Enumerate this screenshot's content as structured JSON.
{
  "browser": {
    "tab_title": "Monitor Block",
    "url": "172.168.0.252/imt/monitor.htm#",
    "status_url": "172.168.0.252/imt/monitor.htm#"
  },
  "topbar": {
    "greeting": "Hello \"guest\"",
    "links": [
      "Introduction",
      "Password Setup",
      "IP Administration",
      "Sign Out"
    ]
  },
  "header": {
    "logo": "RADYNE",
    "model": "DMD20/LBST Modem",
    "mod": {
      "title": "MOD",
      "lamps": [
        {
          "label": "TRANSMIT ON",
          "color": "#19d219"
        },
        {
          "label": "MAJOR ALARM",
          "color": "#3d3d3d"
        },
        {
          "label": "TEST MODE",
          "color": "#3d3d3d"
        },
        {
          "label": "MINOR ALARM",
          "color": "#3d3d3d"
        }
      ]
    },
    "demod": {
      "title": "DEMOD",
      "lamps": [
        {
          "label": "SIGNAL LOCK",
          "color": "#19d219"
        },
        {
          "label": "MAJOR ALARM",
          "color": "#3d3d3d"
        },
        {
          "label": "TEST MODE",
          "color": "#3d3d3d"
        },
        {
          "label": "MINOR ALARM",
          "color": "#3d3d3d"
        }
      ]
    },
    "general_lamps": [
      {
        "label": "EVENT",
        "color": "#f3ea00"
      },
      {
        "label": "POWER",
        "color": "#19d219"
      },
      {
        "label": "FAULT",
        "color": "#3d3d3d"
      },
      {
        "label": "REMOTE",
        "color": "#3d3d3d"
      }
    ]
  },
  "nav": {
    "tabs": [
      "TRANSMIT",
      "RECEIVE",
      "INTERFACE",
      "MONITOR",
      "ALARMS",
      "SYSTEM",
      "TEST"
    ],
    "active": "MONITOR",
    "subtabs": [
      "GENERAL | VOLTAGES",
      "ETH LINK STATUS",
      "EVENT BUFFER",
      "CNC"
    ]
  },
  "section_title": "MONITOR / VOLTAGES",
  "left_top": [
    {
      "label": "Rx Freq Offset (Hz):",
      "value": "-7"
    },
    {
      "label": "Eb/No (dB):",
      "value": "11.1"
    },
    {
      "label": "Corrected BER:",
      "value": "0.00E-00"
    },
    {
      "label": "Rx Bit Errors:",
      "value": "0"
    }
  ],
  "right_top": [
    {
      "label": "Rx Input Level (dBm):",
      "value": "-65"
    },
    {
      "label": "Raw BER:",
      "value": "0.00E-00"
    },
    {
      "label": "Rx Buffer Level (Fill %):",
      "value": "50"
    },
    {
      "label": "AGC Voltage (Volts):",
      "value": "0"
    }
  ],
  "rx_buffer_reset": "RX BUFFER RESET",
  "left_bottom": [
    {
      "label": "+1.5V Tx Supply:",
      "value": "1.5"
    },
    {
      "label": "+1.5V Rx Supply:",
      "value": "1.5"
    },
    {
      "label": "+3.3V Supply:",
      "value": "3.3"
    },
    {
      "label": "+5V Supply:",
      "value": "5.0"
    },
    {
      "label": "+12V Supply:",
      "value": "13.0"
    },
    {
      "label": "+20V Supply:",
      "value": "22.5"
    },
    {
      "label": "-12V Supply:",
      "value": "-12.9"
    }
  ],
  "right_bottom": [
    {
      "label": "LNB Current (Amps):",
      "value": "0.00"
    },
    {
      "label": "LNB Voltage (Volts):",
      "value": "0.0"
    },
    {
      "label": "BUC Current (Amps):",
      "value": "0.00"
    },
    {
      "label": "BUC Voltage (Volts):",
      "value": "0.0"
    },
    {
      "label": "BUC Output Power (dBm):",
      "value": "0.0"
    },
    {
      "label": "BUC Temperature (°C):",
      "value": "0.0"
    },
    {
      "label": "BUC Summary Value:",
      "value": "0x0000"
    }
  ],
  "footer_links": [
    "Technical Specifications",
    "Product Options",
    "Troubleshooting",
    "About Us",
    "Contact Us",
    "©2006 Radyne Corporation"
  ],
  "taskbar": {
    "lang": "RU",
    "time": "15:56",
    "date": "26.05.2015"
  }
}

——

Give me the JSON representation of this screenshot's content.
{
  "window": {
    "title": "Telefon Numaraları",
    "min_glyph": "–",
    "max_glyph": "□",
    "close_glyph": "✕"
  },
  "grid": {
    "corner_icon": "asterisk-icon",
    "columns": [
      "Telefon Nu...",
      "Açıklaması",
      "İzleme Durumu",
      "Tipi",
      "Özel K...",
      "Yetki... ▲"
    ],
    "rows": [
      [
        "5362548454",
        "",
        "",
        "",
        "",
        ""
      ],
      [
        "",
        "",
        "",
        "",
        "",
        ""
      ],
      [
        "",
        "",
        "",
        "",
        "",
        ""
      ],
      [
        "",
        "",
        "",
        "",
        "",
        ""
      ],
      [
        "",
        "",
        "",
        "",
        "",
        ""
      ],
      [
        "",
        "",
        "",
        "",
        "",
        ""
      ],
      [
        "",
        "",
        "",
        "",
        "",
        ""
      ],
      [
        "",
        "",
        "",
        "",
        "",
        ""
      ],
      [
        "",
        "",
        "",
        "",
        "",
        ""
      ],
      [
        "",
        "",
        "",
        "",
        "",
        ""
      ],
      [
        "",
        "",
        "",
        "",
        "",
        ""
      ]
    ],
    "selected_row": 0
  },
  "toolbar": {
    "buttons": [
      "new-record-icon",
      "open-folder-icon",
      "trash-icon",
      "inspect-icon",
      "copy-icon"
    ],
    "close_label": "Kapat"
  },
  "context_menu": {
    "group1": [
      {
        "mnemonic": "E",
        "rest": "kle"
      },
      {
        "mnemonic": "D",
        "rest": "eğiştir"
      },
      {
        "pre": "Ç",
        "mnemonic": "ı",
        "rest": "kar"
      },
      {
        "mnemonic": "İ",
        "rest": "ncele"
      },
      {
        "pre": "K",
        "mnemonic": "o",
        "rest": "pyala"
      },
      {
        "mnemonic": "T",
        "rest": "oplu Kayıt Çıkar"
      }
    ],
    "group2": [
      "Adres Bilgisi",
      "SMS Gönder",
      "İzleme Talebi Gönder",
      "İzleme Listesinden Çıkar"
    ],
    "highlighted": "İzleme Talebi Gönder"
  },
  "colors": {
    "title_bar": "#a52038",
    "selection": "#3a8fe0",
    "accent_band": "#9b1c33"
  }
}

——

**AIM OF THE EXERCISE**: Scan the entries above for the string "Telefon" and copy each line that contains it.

**RESPONSE TO THE TASK**:
    "title": "Telefon Numaraları",
      "Telefon Nu...",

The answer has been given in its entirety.